**WHAT TO DO**
The reply should consist of one number, the count of lines below in which the word "icon" appears.

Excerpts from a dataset
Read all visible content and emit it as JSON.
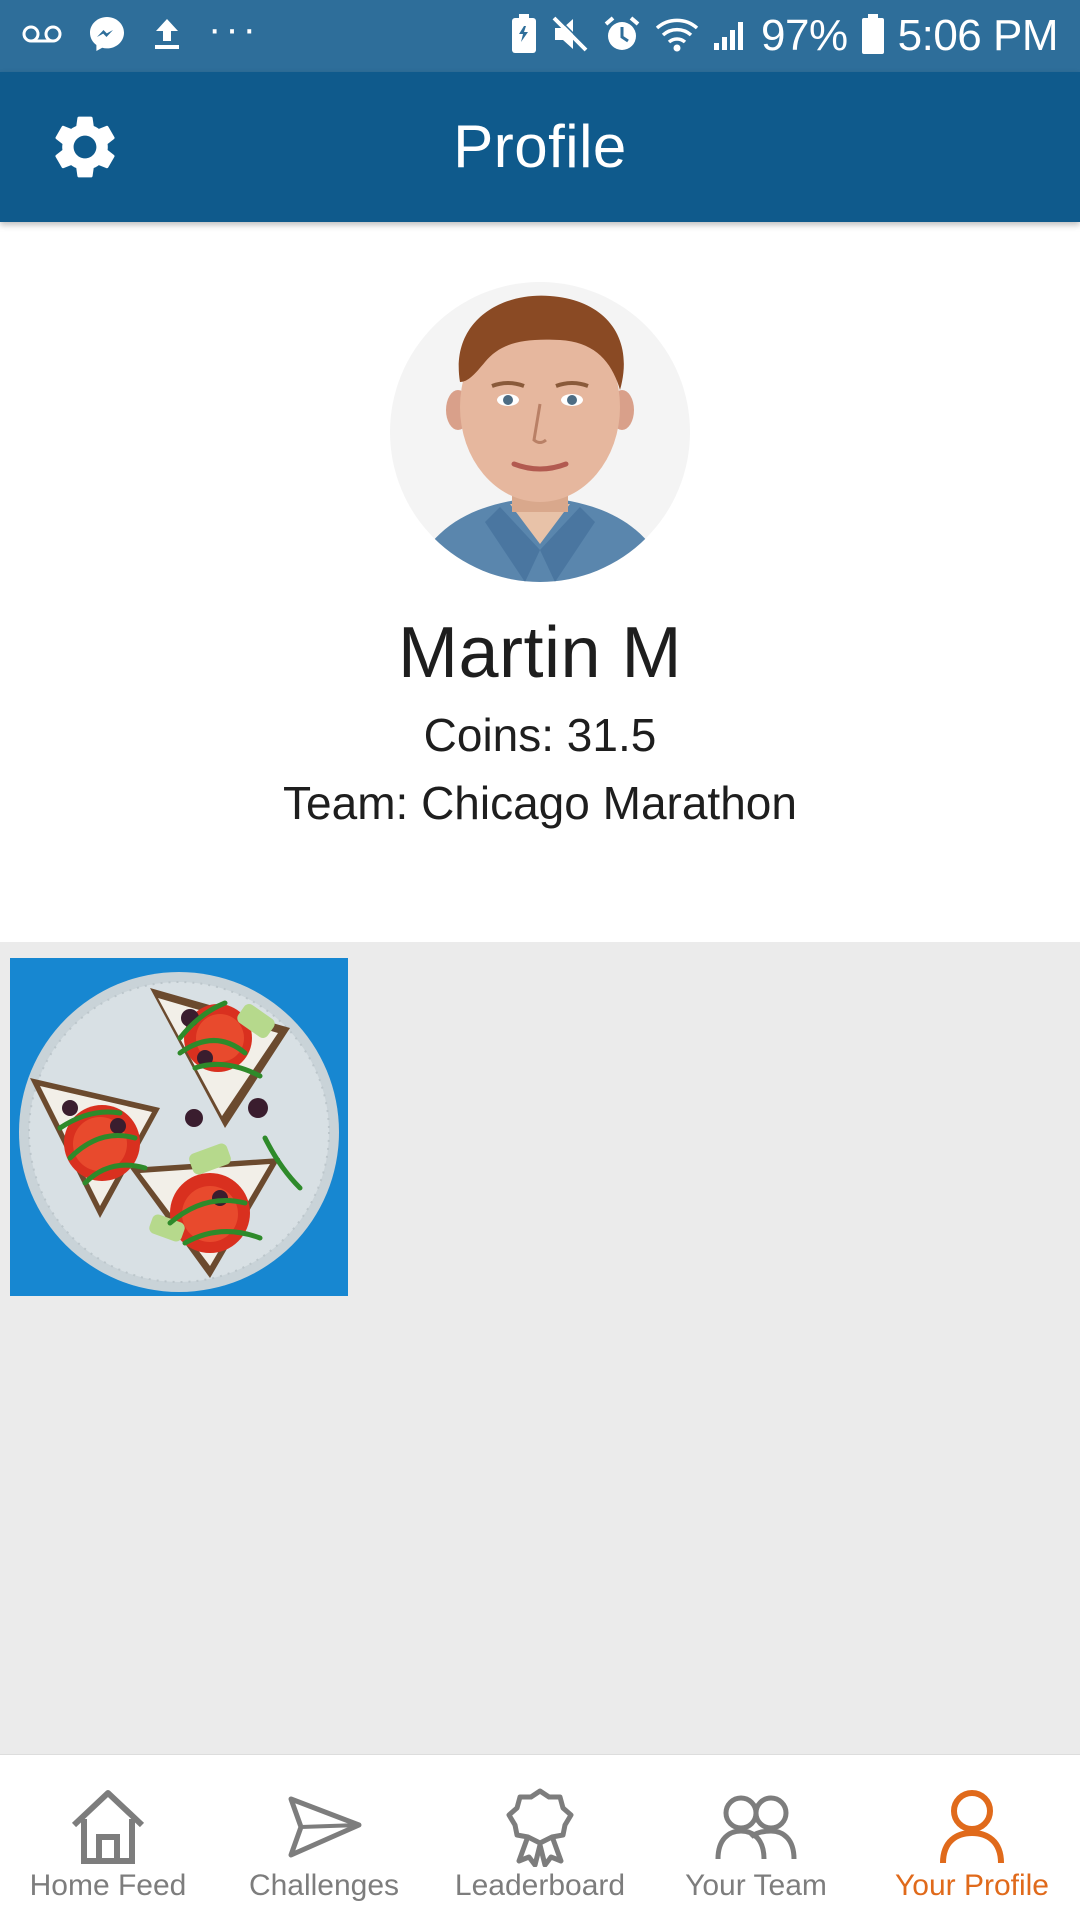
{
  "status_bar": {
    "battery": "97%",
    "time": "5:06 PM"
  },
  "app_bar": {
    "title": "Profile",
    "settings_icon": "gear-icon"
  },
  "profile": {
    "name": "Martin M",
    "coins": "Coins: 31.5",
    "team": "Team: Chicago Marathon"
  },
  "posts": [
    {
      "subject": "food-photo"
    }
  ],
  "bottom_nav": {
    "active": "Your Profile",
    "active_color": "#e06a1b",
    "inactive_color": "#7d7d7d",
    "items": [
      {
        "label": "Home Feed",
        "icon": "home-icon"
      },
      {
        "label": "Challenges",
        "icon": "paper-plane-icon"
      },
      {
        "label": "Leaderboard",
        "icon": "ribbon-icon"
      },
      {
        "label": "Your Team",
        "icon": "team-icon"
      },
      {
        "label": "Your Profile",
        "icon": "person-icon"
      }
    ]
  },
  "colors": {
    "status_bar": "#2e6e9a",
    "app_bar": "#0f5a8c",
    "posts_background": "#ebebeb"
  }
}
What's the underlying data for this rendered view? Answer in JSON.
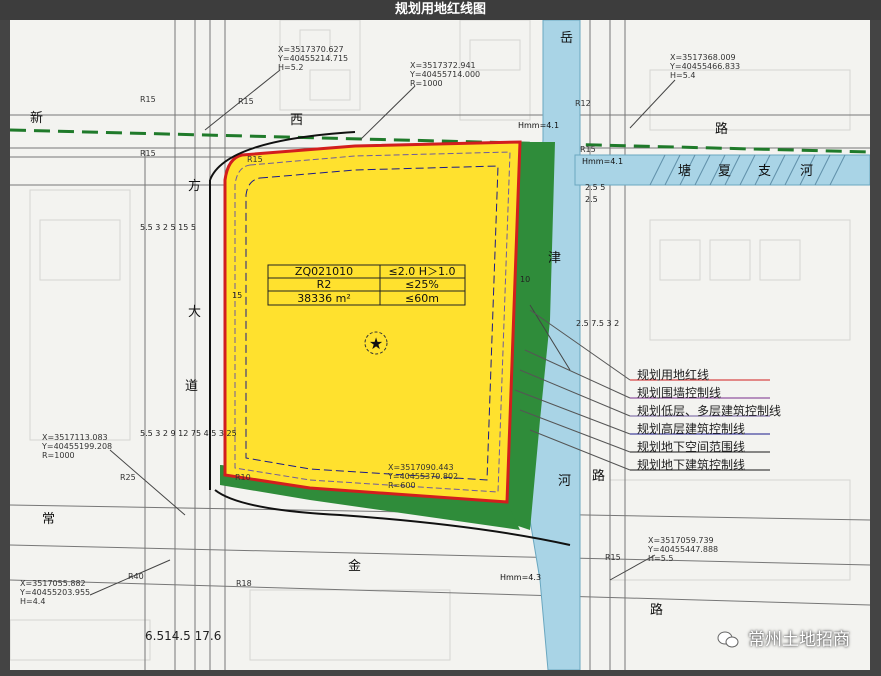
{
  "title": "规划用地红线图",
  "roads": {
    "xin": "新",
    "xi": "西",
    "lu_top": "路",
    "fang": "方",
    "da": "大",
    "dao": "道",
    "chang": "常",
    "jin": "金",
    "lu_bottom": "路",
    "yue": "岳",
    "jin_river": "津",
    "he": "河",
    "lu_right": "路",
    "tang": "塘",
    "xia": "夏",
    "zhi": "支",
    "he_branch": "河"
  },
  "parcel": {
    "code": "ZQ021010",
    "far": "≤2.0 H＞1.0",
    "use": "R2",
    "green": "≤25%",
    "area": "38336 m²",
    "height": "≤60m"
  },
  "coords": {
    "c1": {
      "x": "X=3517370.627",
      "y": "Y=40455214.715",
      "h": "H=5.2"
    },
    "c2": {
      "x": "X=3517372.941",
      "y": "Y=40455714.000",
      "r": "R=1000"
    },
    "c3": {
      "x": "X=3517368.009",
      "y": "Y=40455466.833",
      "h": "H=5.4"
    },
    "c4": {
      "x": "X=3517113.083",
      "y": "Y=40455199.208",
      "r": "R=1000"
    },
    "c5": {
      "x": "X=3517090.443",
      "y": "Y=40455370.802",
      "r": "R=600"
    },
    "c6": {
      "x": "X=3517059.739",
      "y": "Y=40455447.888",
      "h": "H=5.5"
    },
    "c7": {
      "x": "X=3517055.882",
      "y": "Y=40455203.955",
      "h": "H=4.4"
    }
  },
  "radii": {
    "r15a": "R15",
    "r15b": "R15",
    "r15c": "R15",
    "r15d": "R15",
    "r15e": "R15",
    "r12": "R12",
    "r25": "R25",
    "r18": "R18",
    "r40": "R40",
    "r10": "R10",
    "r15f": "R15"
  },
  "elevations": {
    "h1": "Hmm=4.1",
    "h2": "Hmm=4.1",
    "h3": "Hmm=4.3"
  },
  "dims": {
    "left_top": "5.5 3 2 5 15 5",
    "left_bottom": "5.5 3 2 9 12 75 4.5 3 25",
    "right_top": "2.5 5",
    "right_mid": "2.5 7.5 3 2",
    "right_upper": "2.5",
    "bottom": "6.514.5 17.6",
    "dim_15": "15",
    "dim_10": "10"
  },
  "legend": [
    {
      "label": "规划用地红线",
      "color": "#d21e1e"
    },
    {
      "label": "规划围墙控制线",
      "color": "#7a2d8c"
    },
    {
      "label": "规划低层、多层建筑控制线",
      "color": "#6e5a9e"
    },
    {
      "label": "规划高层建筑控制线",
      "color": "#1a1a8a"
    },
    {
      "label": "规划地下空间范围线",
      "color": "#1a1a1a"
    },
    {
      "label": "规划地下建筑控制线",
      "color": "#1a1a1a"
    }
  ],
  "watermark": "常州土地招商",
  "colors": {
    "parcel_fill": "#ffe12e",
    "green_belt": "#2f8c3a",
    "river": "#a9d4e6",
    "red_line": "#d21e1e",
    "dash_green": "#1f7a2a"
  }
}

**EXERCISE SOLUTION**
6